It’s been a strange reading year so far. I always begin the year in a gently contemplative mood from which a list of goals and targets gradually coalesces. This year I’ve found myself taking a lot longer to commit to any clear direction. It feels as if what I most want is the absence of goals and targets; a kind of loose, free-flowing openness. And I wonder what I might fill my time with if I leave it deliberately unplanned.
Characterised as it is by lists, planning, deadlines and targets, my life is, on paper at least, a paragon of organisation. But all too often it is a stick with which I can beat myself. This new looseness feels like a sneaky rebellion and even more than that perhaps it feels like it could be a lot of fun.

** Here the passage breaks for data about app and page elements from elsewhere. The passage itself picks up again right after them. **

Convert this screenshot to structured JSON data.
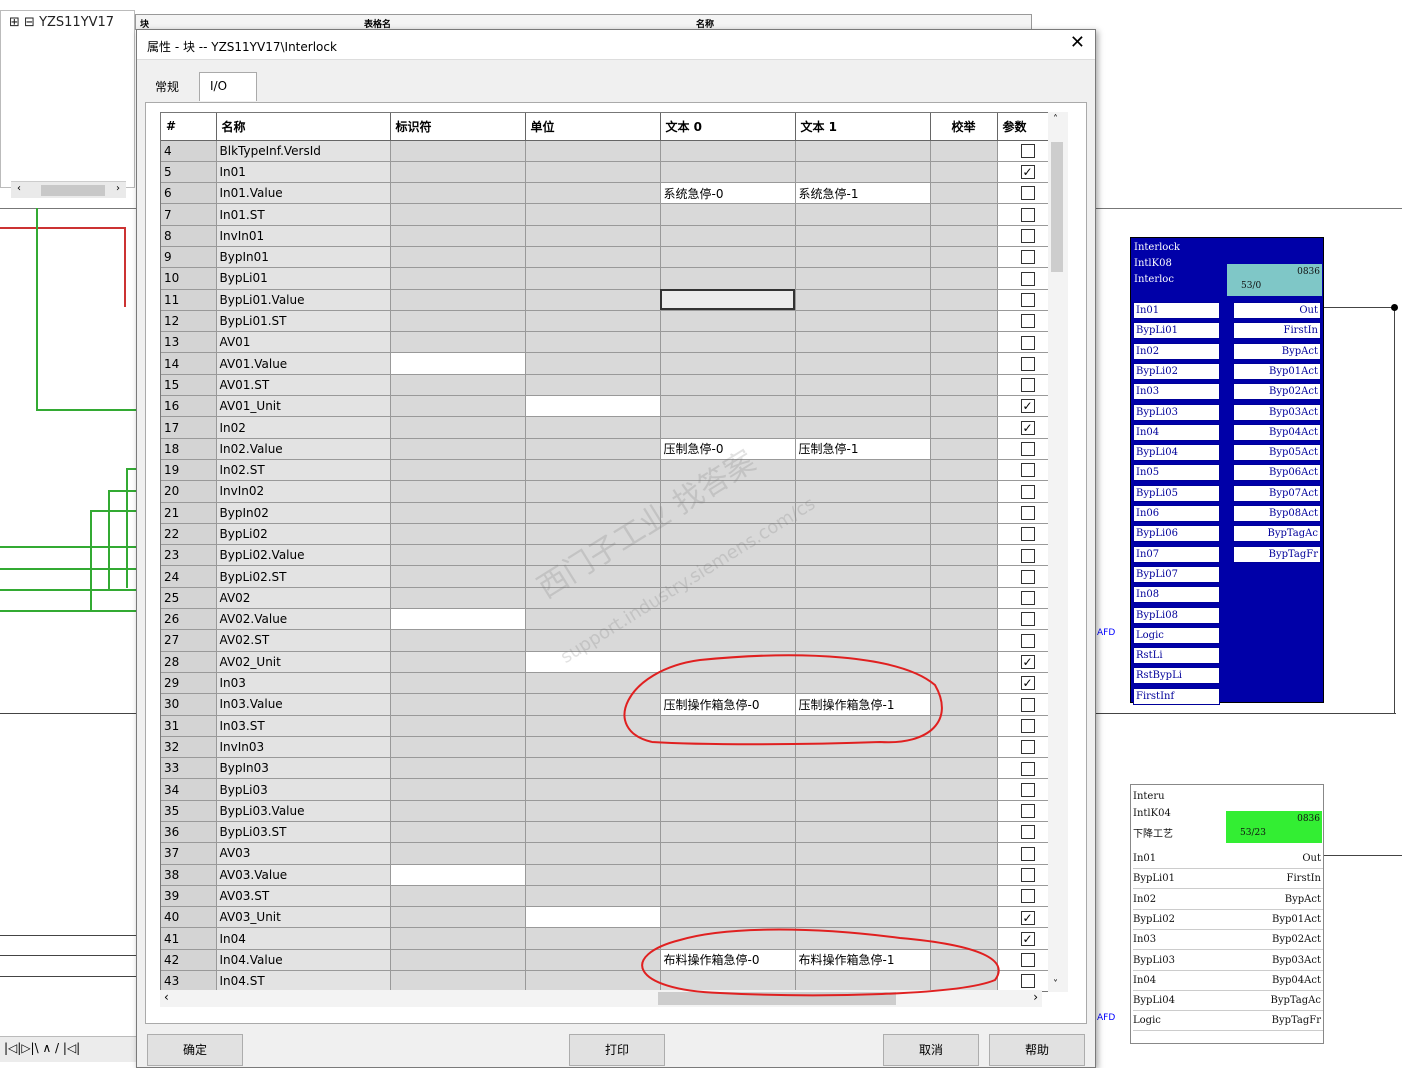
{
  "tree": {
    "root_label": "YZS11YV17"
  },
  "top_headers": [
    "块",
    "表格名",
    "名称"
  ],
  "bottom_bar": "|◁|▷|\\ ∧ / |◁|",
  "dialog": {
    "title": "属性 - 块 -- YZS11YV17\\Interlock",
    "close": "✕",
    "tabs": [
      "常规",
      "I/O"
    ],
    "columns": [
      "#",
      "名称",
      "标识符",
      "单位",
      "文本 0",
      "文本 1",
      "校举",
      "参数"
    ],
    "rows": [
      {
        "no": "4",
        "name": "BlkTypeInf.VersId",
        "t0": "",
        "t1": "",
        "chk": false,
        "rowcls": ""
      },
      {
        "no": "5",
        "name": "In01",
        "t0": "",
        "t1": "",
        "chk": true,
        "rowcls": ""
      },
      {
        "no": "6",
        "name": "In01.Value",
        "t0": "系统急停-0",
        "t1": "系统急停-1",
        "chk": false,
        "rowcls": "txt"
      },
      {
        "no": "7",
        "name": "In01.ST",
        "t0": "",
        "t1": "",
        "chk": false,
        "rowcls": ""
      },
      {
        "no": "8",
        "name": "InvIn01",
        "t0": "",
        "t1": "",
        "chk": false,
        "rowcls": ""
      },
      {
        "no": "9",
        "name": "BypIn01",
        "t0": "",
        "t1": "",
        "chk": false,
        "rowcls": ""
      },
      {
        "no": "10",
        "name": "BypLi01",
        "t0": "",
        "t1": "",
        "chk": false,
        "rowcls": ""
      },
      {
        "no": "11",
        "name": "BypLi01.Value",
        "t0": "",
        "t1": "",
        "chk": false,
        "rowcls": "sel"
      },
      {
        "no": "12",
        "name": "BypLi01.ST",
        "t0": "",
        "t1": "",
        "chk": false,
        "rowcls": ""
      },
      {
        "no": "13",
        "name": "AV01",
        "t0": "",
        "t1": "",
        "chk": false,
        "rowcls": ""
      },
      {
        "no": "14",
        "name": "AV01.Value",
        "t0": "",
        "t1": "",
        "chk": false,
        "rowcls": "id"
      },
      {
        "no": "15",
        "name": "AV01.ST",
        "t0": "",
        "t1": "",
        "chk": false,
        "rowcls": ""
      },
      {
        "no": "16",
        "name": "AV01_Unit",
        "t0": "",
        "t1": "",
        "chk": true,
        "rowcls": "unit"
      },
      {
        "no": "17",
        "name": "In02",
        "t0": "",
        "t1": "",
        "chk": true,
        "rowcls": ""
      },
      {
        "no": "18",
        "name": "In02.Value",
        "t0": "压制急停-0",
        "t1": "压制急停-1",
        "chk": false,
        "rowcls": "txt"
      },
      {
        "no": "19",
        "name": "In02.ST",
        "t0": "",
        "t1": "",
        "chk": false,
        "rowcls": ""
      },
      {
        "no": "20",
        "name": "InvIn02",
        "t0": "",
        "t1": "",
        "chk": false,
        "rowcls": ""
      },
      {
        "no": "21",
        "name": "BypIn02",
        "t0": "",
        "t1": "",
        "chk": false,
        "rowcls": ""
      },
      {
        "no": "22",
        "name": "BypLi02",
        "t0": "",
        "t1": "",
        "chk": false,
        "rowcls": ""
      },
      {
        "no": "23",
        "name": "BypLi02.Value",
        "t0": "",
        "t1": "",
        "chk": false,
        "rowcls": ""
      },
      {
        "no": "24",
        "name": "BypLi02.ST",
        "t0": "",
        "t1": "",
        "chk": false,
        "rowcls": ""
      },
      {
        "no": "25",
        "name": "AV02",
        "t0": "",
        "t1": "",
        "chk": false,
        "rowcls": ""
      },
      {
        "no": "26",
        "name": "AV02.Value",
        "t0": "",
        "t1": "",
        "chk": false,
        "rowcls": "id"
      },
      {
        "no": "27",
        "name": "AV02.ST",
        "t0": "",
        "t1": "",
        "chk": false,
        "rowcls": ""
      },
      {
        "no": "28",
        "name": "AV02_Unit",
        "t0": "",
        "t1": "",
        "chk": true,
        "rowcls": "unit"
      },
      {
        "no": "29",
        "name": "In03",
        "t0": "",
        "t1": "",
        "chk": true,
        "rowcls": ""
      },
      {
        "no": "30",
        "name": "In03.Value",
        "t0": "压制操作箱急停-0",
        "t1": "压制操作箱急停-1",
        "chk": false,
        "rowcls": "txt"
      },
      {
        "no": "31",
        "name": "In03.ST",
        "t0": "",
        "t1": "",
        "chk": false,
        "rowcls": ""
      },
      {
        "no": "32",
        "name": "InvIn03",
        "t0": "",
        "t1": "",
        "chk": false,
        "rowcls": ""
      },
      {
        "no": "33",
        "name": "BypIn03",
        "t0": "",
        "t1": "",
        "chk": false,
        "rowcls": ""
      },
      {
        "no": "34",
        "name": "BypLi03",
        "t0": "",
        "t1": "",
        "chk": false,
        "rowcls": ""
      },
      {
        "no": "35",
        "name": "BypLi03.Value",
        "t0": "",
        "t1": "",
        "chk": false,
        "rowcls": ""
      },
      {
        "no": "36",
        "name": "BypLi03.ST",
        "t0": "",
        "t1": "",
        "chk": false,
        "rowcls": ""
      },
      {
        "no": "37",
        "name": "AV03",
        "t0": "",
        "t1": "",
        "chk": false,
        "rowcls": ""
      },
      {
        "no": "38",
        "name": "AV03.Value",
        "t0": "",
        "t1": "",
        "chk": false,
        "rowcls": "id"
      },
      {
        "no": "39",
        "name": "AV03.ST",
        "t0": "",
        "t1": "",
        "chk": false,
        "rowcls": ""
      },
      {
        "no": "40",
        "name": "AV03_Unit",
        "t0": "",
        "t1": "",
        "chk": true,
        "rowcls": "unit"
      },
      {
        "no": "41",
        "name": "In04",
        "t0": "",
        "t1": "",
        "chk": true,
        "rowcls": ""
      },
      {
        "no": "42",
        "name": "In04.Value",
        "t0": "布料操作箱急停-0",
        "t1": "布料操作箱急停-1",
        "chk": false,
        "rowcls": "txt"
      },
      {
        "no": "43",
        "name": "In04.ST",
        "t0": "",
        "t1": "",
        "chk": false,
        "rowcls": ""
      }
    ],
    "buttons": {
      "ok": "确定",
      "print": "打印",
      "cancel": "取消",
      "help": "帮助"
    }
  },
  "watermark": {
    "line1": "西门子工业  找答案",
    "line2": "support.industry.siemens.com/cs"
  },
  "block1": {
    "title_lines": [
      "Interlock",
      "IntlK08",
      "Interloc"
    ],
    "badge_top": "0836",
    "badge_bottom": "53/0",
    "inputs": [
      "In01",
      "BypLi01",
      "In02",
      "BypLi02",
      "In03",
      "BypLi03",
      "In04",
      "BypLi04",
      "In05",
      "BypLi05",
      "In06",
      "BypLi06",
      "In07",
      "BypLi07",
      "In08",
      "BypLi08",
      "Logic",
      "RstLi",
      "RstBypLi",
      "FirstInf"
    ],
    "outputs": [
      "Out",
      "FirstIn",
      "BypAct",
      "Byp01Act",
      "Byp02Act",
      "Byp03Act",
      "Byp04Act",
      "Byp05Act",
      "Byp06Act",
      "Byp07Act",
      "Byp08Act",
      "BypTagAc",
      "BypTagFr"
    ],
    "logic_tag": "AFD"
  },
  "block2": {
    "title_lines": [
      "Interu",
      "IntlK04",
      "下降工艺"
    ],
    "badge_top": "0836",
    "badge_bottom": "53/23",
    "rows": [
      {
        "l": "In01",
        "r": "Out"
      },
      {
        "l": "BypLi01",
        "r": "FirstIn"
      },
      {
        "l": "In02",
        "r": "BypAct"
      },
      {
        "l": "BypLi02",
        "r": "Byp01Act"
      },
      {
        "l": "In03",
        "r": "Byp02Act"
      },
      {
        "l": "BypLi03",
        "r": "Byp03Act"
      },
      {
        "l": "In04",
        "r": "Byp04Act"
      },
      {
        "l": "BypLi04",
        "r": "BypTagAc"
      },
      {
        "l": "Logic",
        "r": "BypTagFr"
      }
    ],
    "logic_tag": "AFD"
  }
}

My reading life is all bound up in this shift. Instead of tackling my TBR with renewed purpose, swollen as it is with the influx of new ‘best of year’ suggestions from the blogosphere, I listened to the whispery inner voice that was saying “but I want to re-read The Hobbit…”, a book I have read at least 8 times before. So I began my year buried in the comforting familiarity of Bilbo’s perplexity as he empties his pantries for a host of jovial dwarves.
Next, I powered through Dr Benjamin Daniels’ Confessions of a GP, which is just as compelling and unputdownable as you would imagine of a book that allows you to sit alongside people in the sanctity of their doctor’s appointment and listen in.

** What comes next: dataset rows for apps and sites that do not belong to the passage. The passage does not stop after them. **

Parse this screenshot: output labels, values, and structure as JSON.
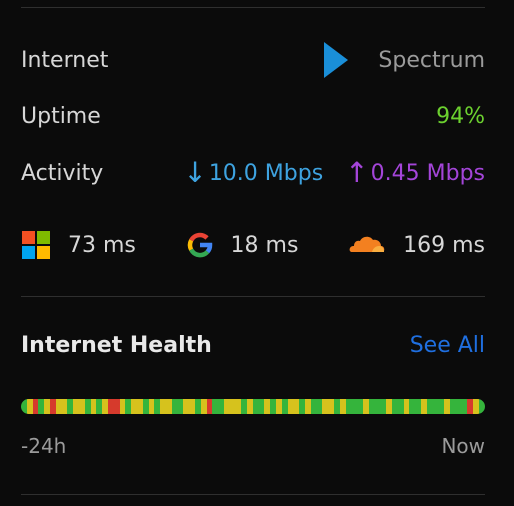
{
  "internet": {
    "label": "Internet",
    "isp": "Spectrum"
  },
  "uptime": {
    "label": "Uptime",
    "value": "94%"
  },
  "activity": {
    "label": "Activity",
    "download_arrow": "↓",
    "download": "10.0 Mbps",
    "upload_arrow": "↑",
    "upload": "0.45 Mbps"
  },
  "latency": [
    {
      "service": "microsoft-icon",
      "value": "73 ms"
    },
    {
      "service": "google-icon",
      "value": "18 ms"
    },
    {
      "service": "cloudflare-icon",
      "value": "169 ms"
    }
  ],
  "health": {
    "title": "Internet Health",
    "see_all": "See All",
    "start_label": "-24h",
    "end_label": "Now",
    "colors": {
      "good": "#35b43c",
      "warn": "#d6c21d",
      "bad": "#d63a2c"
    },
    "segments": [
      "g",
      "w",
      "b",
      "g",
      "w",
      "b",
      "w",
      "w",
      "g",
      "w",
      "w",
      "g",
      "w",
      "g",
      "w",
      "b",
      "b",
      "w",
      "g",
      "w",
      "w",
      "g",
      "w",
      "g",
      "w",
      "w",
      "g",
      "g",
      "w",
      "w",
      "g",
      "w",
      "b",
      "g",
      "g",
      "w",
      "w",
      "w",
      "g",
      "w",
      "g",
      "g",
      "w",
      "g",
      "w",
      "g",
      "w",
      "w",
      "g",
      "w",
      "g",
      "g",
      "w",
      "w",
      "g",
      "w",
      "g",
      "g",
      "g",
      "w",
      "g",
      "g",
      "g",
      "w",
      "g",
      "g",
      "w",
      "g",
      "g",
      "w",
      "g",
      "g",
      "g",
      "w",
      "g",
      "g",
      "g",
      "b",
      "w",
      "g"
    ]
  }
}
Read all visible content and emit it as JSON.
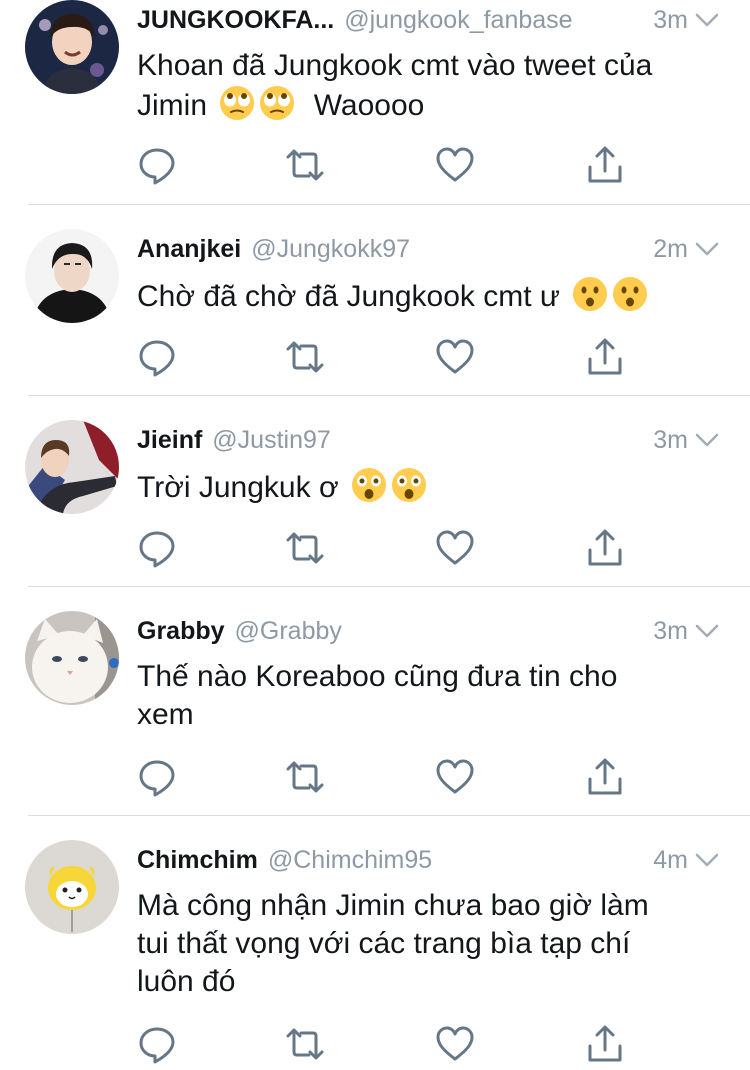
{
  "colors": {
    "name": "#14171a",
    "muted": "#8e99a3",
    "icon": "#657786",
    "divider": "#d8dde1"
  },
  "tweets": [
    {
      "name": "JUNGKOOKFA...",
      "handle": "@jungkook_fanbase",
      "time": "3m",
      "avatar_icon": "jungkook-avatar",
      "lines": [
        "Khoan đã Jungkook cmt vào tweet của",
        "Jimin"
      ],
      "emoji": [
        "eye-roll-emoji",
        "eye-roll-emoji"
      ],
      "after_emoji": "Waoooo"
    },
    {
      "name": "Ananjkei",
      "handle": "@Jungkokk97",
      "time": "2m",
      "avatar_icon": "hoodie-boy-avatar",
      "lines": [
        "Chờ đã chờ đã Jungkook cmt ư"
      ],
      "emoji": [
        "hushed-face-emoji",
        "hushed-face-emoji"
      ]
    },
    {
      "name": "Jieinf",
      "handle": "@Justin97",
      "time": "3m",
      "avatar_icon": "pointing-boy-avatar",
      "lines": [
        "Trời Jungkuk ơ"
      ],
      "emoji": [
        "astonished-face-emoji",
        "astonished-face-emoji"
      ]
    },
    {
      "name": "Grabby",
      "handle": "@Grabby",
      "time": "3m",
      "avatar_icon": "white-cat-avatar",
      "lines": [
        "Thế nào Koreaboo cũng đưa tin cho",
        "xem"
      ]
    },
    {
      "name": "Chimchim",
      "handle": "@Chimchim95",
      "time": "4m",
      "avatar_icon": "chimmy-plush-avatar",
      "lines": [
        "Mà công nhận Jimin chưa bao giờ làm",
        "tui thất vọng với các trang bìa tạp chí",
        "luôn đó"
      ]
    }
  ]
}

I’m now re-reading Wolf Hall for my book group and savouring the ambiguity of the He’s and the various Thomases and the slowness that it forces upon me, coupled with the driving force of that present tense.
I’m not sure what I’ll read next but a couple of intriguing titles from my TBR list are calling to me. I don’t have them, so it would mean a library trip rather than a root through my bookshelves. But this following my gut has decided me. This year, I will set myself no targets. I will read where it takes me. And best of all, I cannot possibly fail.